### Element data from apps and pages
((

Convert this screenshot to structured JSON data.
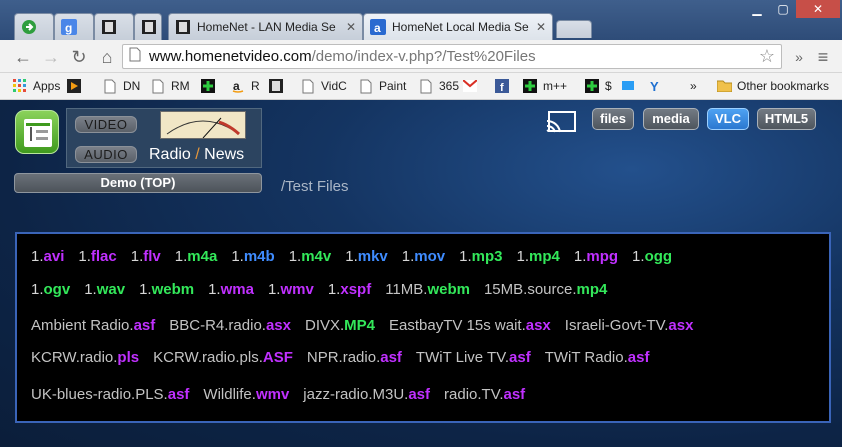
{
  "browser": {
    "tabs": [
      {
        "title": "",
        "icon": "green-arrow-icon"
      },
      {
        "title": "",
        "icon": "google-icon"
      },
      {
        "title": "",
        "icon": "film-icon"
      },
      {
        "title": "HomeNet - LAN Media Se",
        "icon": "film-icon",
        "active": false
      },
      {
        "title": "HomeNet Local Media Se",
        "icon": "amazon-icon",
        "active": true
      }
    ],
    "url_host": "www.homenetvideo.com",
    "url_path": "/demo/index-v.php?/Test%20Files",
    "bookmarks": [
      {
        "label": "Apps",
        "icon": "apps-icon"
      },
      {
        "label": "",
        "icon": "play-icon"
      },
      {
        "label": "DN",
        "icon": "page-icon"
      },
      {
        "label": "RM",
        "icon": "page-icon"
      },
      {
        "label": "",
        "icon": "plus-icon"
      },
      {
        "label": "R",
        "icon": "amazon-icon"
      },
      {
        "label": "",
        "icon": "film-icon"
      },
      {
        "label": "VidC",
        "icon": "page-icon"
      },
      {
        "label": "Paint",
        "icon": "page-icon"
      },
      {
        "label": "365",
        "icon": "page-icon"
      },
      {
        "label": "",
        "icon": "gmail-icon"
      },
      {
        "label": "",
        "icon": "facebook-icon"
      },
      {
        "label": "m++",
        "icon": "plus-icon"
      },
      {
        "label": "$",
        "icon": "plus-icon"
      },
      {
        "label": "",
        "icon": "monitor-icon"
      },
      {
        "label": "",
        "icon": "yahoo-icon"
      }
    ],
    "overflow_label": "»",
    "other_bookmarks": "Other bookmarks"
  },
  "app": {
    "mode_video": "VIDEO",
    "mode_audio": "AUDIO",
    "radio_label": "Radio",
    "slash": "/",
    "news_label": "News",
    "demo_button": "Demo (TOP)",
    "breadcrumb": "/Test Files",
    "top_buttons": [
      {
        "label": "files",
        "active": false
      },
      {
        "label": "media",
        "active": false
      },
      {
        "label": "VLC",
        "active": true
      },
      {
        "label": "HTML5",
        "active": false
      }
    ]
  },
  "colors": {
    "ext_purple": "#c030ff",
    "ext_blue": "#3f8cff",
    "ext_green": "#33e85a",
    "name_gray": "#c3c3c3",
    "accent_orange": "#e5973b",
    "active_button": "#3b8de6"
  },
  "files": [
    [
      {
        "base": "1.",
        "ext": "avi",
        "c": "#c030ff"
      },
      {
        "base": "1.",
        "ext": "flac",
        "c": "#c030ff"
      },
      {
        "base": "1.",
        "ext": "flv",
        "c": "#c030ff"
      },
      {
        "base": "1.",
        "ext": "m4a",
        "c": "#33e85a"
      },
      {
        "base": "1.",
        "ext": "m4b",
        "c": "#3f8cff"
      },
      {
        "base": "1.",
        "ext": "m4v",
        "c": "#33e85a"
      },
      {
        "base": "1.",
        "ext": "mkv",
        "c": "#3f8cff"
      },
      {
        "base": "1.",
        "ext": "mov",
        "c": "#3f8cff"
      },
      {
        "base": "1.",
        "ext": "mp3",
        "c": "#33e85a"
      },
      {
        "base": "1.",
        "ext": "mp4",
        "c": "#33e85a"
      },
      {
        "base": "1.",
        "ext": "mpg",
        "c": "#c030ff"
      },
      {
        "base": "1.",
        "ext": "ogg",
        "c": "#33e85a"
      }
    ],
    [
      {
        "base": "1.",
        "ext": "ogv",
        "c": "#33e85a"
      },
      {
        "base": "1.",
        "ext": "wav",
        "c": "#33e85a"
      },
      {
        "base": "1.",
        "ext": "webm",
        "c": "#33e85a"
      },
      {
        "base": "1.",
        "ext": "wma",
        "c": "#c030ff"
      },
      {
        "base": "1.",
        "ext": "wmv",
        "c": "#c030ff"
      },
      {
        "base": "1.",
        "ext": "xspf",
        "c": "#c030ff"
      },
      {
        "base": "11MB.",
        "ext": "webm",
        "c": "#33e85a"
      },
      {
        "base": "15MB.source.",
        "ext": "mp4",
        "c": "#33e85a"
      }
    ],
    [
      {
        "base": "Ambient Radio.",
        "ext": "asf",
        "c": "#c030ff"
      },
      {
        "base": "BBC-R4.radio.",
        "ext": "asx",
        "c": "#c030ff"
      },
      {
        "base": "DIVX.",
        "ext": "MP4",
        "c": "#33e85a"
      },
      {
        "base": "EastbayTV 15s wait.",
        "ext": "asx",
        "c": "#c030ff"
      },
      {
        "base": "Israeli-Govt-TV.",
        "ext": "asx",
        "c": "#c030ff"
      }
    ],
    [
      {
        "base": "KCRW.radio.",
        "ext": "pls",
        "c": "#c030ff"
      },
      {
        "base": "KCRW.radio.pls.",
        "ext": "ASF",
        "c": "#c030ff"
      },
      {
        "base": "NPR.radio.",
        "ext": "asf",
        "c": "#c030ff"
      },
      {
        "base": "TWiT Live TV.",
        "ext": "asf",
        "c": "#c030ff"
      },
      {
        "base": "TWiT Radio.",
        "ext": "asf",
        "c": "#c030ff"
      }
    ],
    [
      {
        "base": "UK-blues-radio.PLS.",
        "ext": "asf",
        "c": "#c030ff"
      },
      {
        "base": "Wildlife.",
        "ext": "wmv",
        "c": "#c030ff"
      },
      {
        "base": "jazz-radio.M3U.",
        "ext": "asf",
        "c": "#c030ff"
      },
      {
        "base": "radio.TV.",
        "ext": "asf",
        "c": "#c030ff"
      }
    ]
  ]
}
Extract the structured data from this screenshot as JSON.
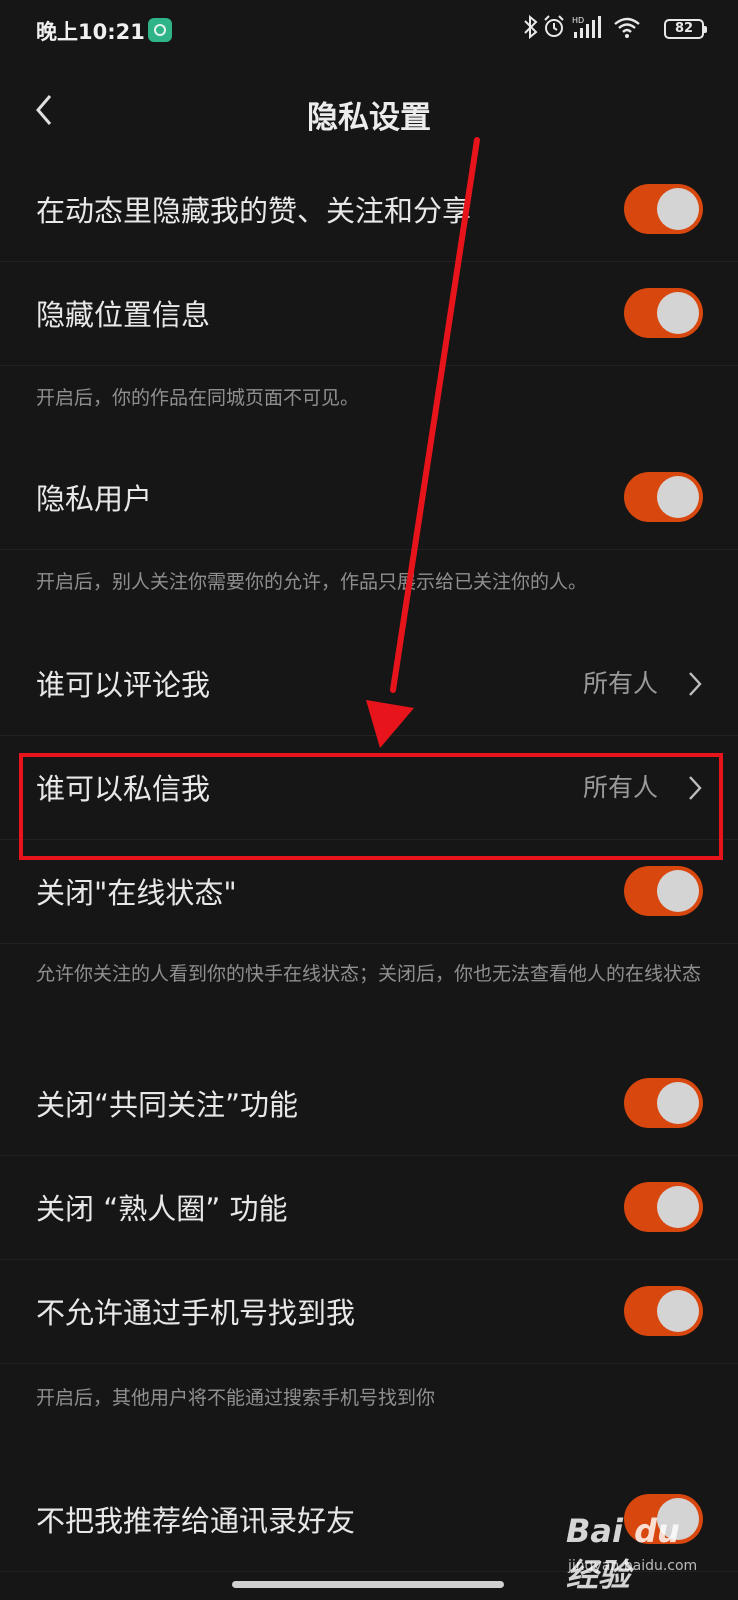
{
  "status_bar": {
    "time": "晚上10:21",
    "battery": "82",
    "icons": [
      "app-notification-icon",
      "bluetooth-icon",
      "alarm-icon",
      "hd-signal-icon",
      "wifi-icon",
      "battery-icon"
    ]
  },
  "nav": {
    "title": "隐私设置",
    "back_icon": "chevron-left-icon"
  },
  "settings": [
    {
      "label": "在动态里隐藏我的赞、关注和分享",
      "type": "toggle",
      "on": true
    },
    {
      "label": "隐藏位置信息",
      "type": "toggle",
      "on": true
    },
    {
      "note": "开启后，你的作品在同城页面不可见。"
    },
    {
      "label": "隐私用户",
      "type": "toggle",
      "on": true
    },
    {
      "note": "开启后，别人关注你需要你的允许，作品只展示给已关注你的人。"
    },
    {
      "label": "谁可以评论我",
      "type": "select",
      "value": "所有人"
    },
    {
      "label": "谁可以私信我",
      "type": "select",
      "value": "所有人",
      "highlighted": true
    },
    {
      "label": "关闭\"在线状态\"",
      "type": "toggle",
      "on": true
    },
    {
      "note": "允许你关注的人看到你的快手在线状态；关闭后，你也无法查看他人的在线状态"
    },
    {
      "label": "关闭“共同关注”功能",
      "type": "toggle",
      "on": true
    },
    {
      "label": "关闭 “熟人圈” 功能",
      "type": "toggle",
      "on": true
    },
    {
      "label": "不允许通过手机号找到我",
      "type": "toggle",
      "on": true
    },
    {
      "note": "开启后，其他用户将不能通过搜索手机号找到你"
    },
    {
      "label": "不把我推荐给通讯录好友",
      "type": "toggle",
      "on": true
    }
  ],
  "watermark": {
    "main": "Bai du 经验",
    "sub": "jingyan.baidu.com"
  },
  "colors": {
    "accent": "#d8470d",
    "background": "#161616",
    "annotation": "#e8141c"
  }
}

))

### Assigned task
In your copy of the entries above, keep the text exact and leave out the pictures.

### Answer for this exercise
Convert this screenshot to structured JSON data.
{
  "browser": {
    "tabs": [
      {
        "title": "",
        "icon": "green-arrow-icon"
      },
      {
        "title": "",
        "icon": "google-icon"
      },
      {
        "title": "",
        "icon": "film-icon"
      },
      {
        "title": "HomeNet - LAN Media Se",
        "icon": "film-icon",
        "active": false
      },
      {
        "title": "HomeNet Local Media Se",
        "icon": "amazon-icon",
        "active": true
      }
    ],
    "url_host": "www.homenetvideo.com",
    "url_path": "/demo/index-v.php?/Test%20Files",
    "bookmarks": [
      {
        "label": "Apps",
        "icon": "apps-icon"
      },
      {
        "label": "",
        "icon": "play-icon"
      },
      {
        "label": "DN",
        "icon": "page-icon"
      },
      {
        "label": "RM",
        "icon": "page-icon"
      },
      {
        "label": "",
        "icon": "plus-icon"
      },
      {
        "label": "R",
        "icon": "amazon-icon"
      },
      {
        "label": "",
        "icon": "film-icon"
      },
      {
        "label": "VidC",
        "icon": "page-icon"
      },
      {
        "label": "Paint",
        "icon": "page-icon"
      },
      {
        "label": "365",
        "icon": "page-icon"
      },
      {
        "label": "",
        "icon": "gmail-icon"
      },
      {
        "label": "",
        "icon": "facebook-icon"
      },
      {
        "label": "m++",
        "icon": "plus-icon"
      },
      {
        "label": "$",
        "icon": "plus-icon"
      },
      {
        "label": "",
        "icon": "monitor-icon"
      },
      {
        "label": "",
        "icon": "yahoo-icon"
      }
    ],
    "overflow_label": "»",
    "other_bookmarks": "Other bookmarks"
  },
  "app": {
    "mode_video": "VIDEO",
    "mode_audio": "AUDIO",
    "radio_label": "Radio",
    "slash": "/",
    "news_label": "News",
    "demo_button": "Demo (TOP)",
    "breadcrumb": "/Test Files",
    "top_buttons": [
      {
        "label": "files",
        "active": false
      },
      {
        "label": "media",
        "active": false
      },
      {
        "label": "VLC",
        "active": true
      },
      {
        "label": "HTML5",
        "active": false
      }
    ]
  },
  "colors": {
    "ext_purple": "#c030ff",
    "ext_blue": "#3f8cff",
    "ext_green": "#33e85a",
    "name_gray": "#c3c3c3",
    "accent_orange": "#e5973b",
    "active_button": "#3b8de6"
  },
  "files": [
    [
      {
        "base": "1.",
        "ext": "avi",
        "c": "#c030ff"
      },
      {
        "base": "1.",
        "ext": "flac",
        "c": "#c030ff"
      },
      {
        "base": "1.",
        "ext": "flv",
        "c": "#c030ff"
      },
      {
        "base": "1.",
        "ext": "m4a",
        "c": "#33e85a"
      },
      {
        "base": "1.",
        "ext": "m4b",
        "c": "#3f8cff"
      },
      {
        "base": "1.",
        "ext": "m4v",
        "c": "#33e85a"
      },
      {
        "base": "1.",
        "ext": "mkv",
        "c": "#3f8cff"
      },
      {
        "base": "1.",
        "ext": "mov",
        "c": "#3f8cff"
      },
      {
        "base": "1.",
        "ext": "mp3",
        "c": "#33e85a"
      },
      {
        "base": "1.",
        "ext": "mp4",
        "c": "#33e85a"
      },
      {
        "base": "1.",
        "ext": "mpg",
        "c": "#c030ff"
      },
      {
        "base": "1.",
        "ext": "ogg",
        "c": "#33e85a"
      }
    ],
    [
      {
        "base": "1.",
        "ext": "ogv",
        "c": "#33e85a"
      },
      {
        "base": "1.",
        "ext": "wav",
        "c": "#33e85a"
      },
      {
        "base": "1.",
        "ext": "webm",
        "c": "#33e85a"
      },
      {
        "base": "1.",
        "ext": "wma",
        "c": "#c030ff"
      },
      {
        "base": "1.",
        "ext": "wmv",
        "c": "#c030ff"
      },
      {
        "base": "1.",
        "ext": "xspf",
        "c": "#c030ff"
      },
      {
        "base": "11MB.",
        "ext": "webm",
        "c": "#33e85a"
      },
      {
        "base": "15MB.source.",
        "ext": "mp4",
        "c": "#33e85a"
      }
    ],
    [
      {
        "base": "Ambient Radio.",
        "ext": "asf",
        "c": "#c030ff"
      },
      {
        "base": "BBC-R4.radio.",
        "ext": "asx",
        "c": "#c030ff"
      },
      {
        "base": "DIVX.",
        "ext": "MP4",
        "c": "#33e85a"
      },
      {
        "base": "EastbayTV 15s wait.",
        "ext": "asx",
        "c": "#c030ff"
      },
      {
        "base": "Israeli-Govt-TV.",
        "ext": "asx",
        "c": "#c030ff"
      }
    ],
    [
      {
        "base": "KCRW.radio.",
        "ext": "pls",
        "c": "#c030ff"
      },
      {
        "base": "KCRW.radio.pls.",
        "ext": "ASF",
        "c": "#c030ff"
      },
      {
        "base": "NPR.radio.",
        "ext": "asf",
        "c": "#c030ff"
      },
      {
        "base": "TWiT Live TV.",
        "ext": "asf",
        "c": "#c030ff"
      },
      {
        "base": "TWiT Radio.",
        "ext": "asf",
        "c": "#c030ff"
      }
    ],
    [
      {
        "base": "UK-blues-radio.PLS.",
        "ext": "asf",
        "c": "#c030ff"
      },
      {
        "base": "Wildlife.",
        "ext": "wmv",
        "c": "#c030ff"
      },
      {
        "base": "jazz-radio.M3U.",
        "ext": "asf",
        "c": "#c030ff"
      },
      {
        "base": "radio.TV.",
        "ext": "asf",
        "c": "#c030ff"
      }
    ]
  ]
}
Extract the structured data from this screenshot as JSON.
{
  "status_bar": {
    "time": "晚上10:21",
    "battery": "82",
    "icons": [
      "app-notification-icon",
      "bluetooth-icon",
      "alarm-icon",
      "hd-signal-icon",
      "wifi-icon",
      "battery-icon"
    ]
  },
  "nav": {
    "title": "隐私设置",
    "back_icon": "chevron-left-icon"
  },
  "settings": [
    {
      "label": "在动态里隐藏我的赞、关注和分享",
      "type": "toggle",
      "on": true
    },
    {
      "label": "隐藏位置信息",
      "type": "toggle",
      "on": true
    },
    {
      "note": "开启后，你的作品在同城页面不可见。"
    },
    {
      "label": "隐私用户",
      "type": "toggle",
      "on": true
    },
    {
      "note": "开启后，别人关注你需要你的允许，作品只展示给已关注你的人。"
    },
    {
      "label": "谁可以评论我",
      "type": "select",
      "value": "所有人"
    },
    {
      "label": "谁可以私信我",
      "type": "select",
      "value": "所有人",
      "highlighted": true
    },
    {
      "label": "关闭\"在线状态\"",
      "type": "toggle",
      "on": true
    },
    {
      "note": "允许你关注的人看到你的快手在线状态；关闭后，你也无法查看他人的在线状态"
    },
    {
      "label": "关闭“共同关注”功能",
      "type": "toggle",
      "on": true
    },
    {
      "label": "关闭 “熟人圈” 功能",
      "type": "toggle",
      "on": true
    },
    {
      "label": "不允许通过手机号找到我",
      "type": "toggle",
      "on": true
    },
    {
      "note": "开启后，其他用户将不能通过搜索手机号找到你"
    },
    {
      "label": "不把我推荐给通讯录好友",
      "type": "toggle",
      "on": true
    }
  ],
  "watermark": {
    "main": "Bai du 经验",
    "sub": "jingyan.baidu.com"
  },
  "colors": {
    "accent": "#d8470d",
    "background": "#161616",
    "annotation": "#e8141c"
  }
}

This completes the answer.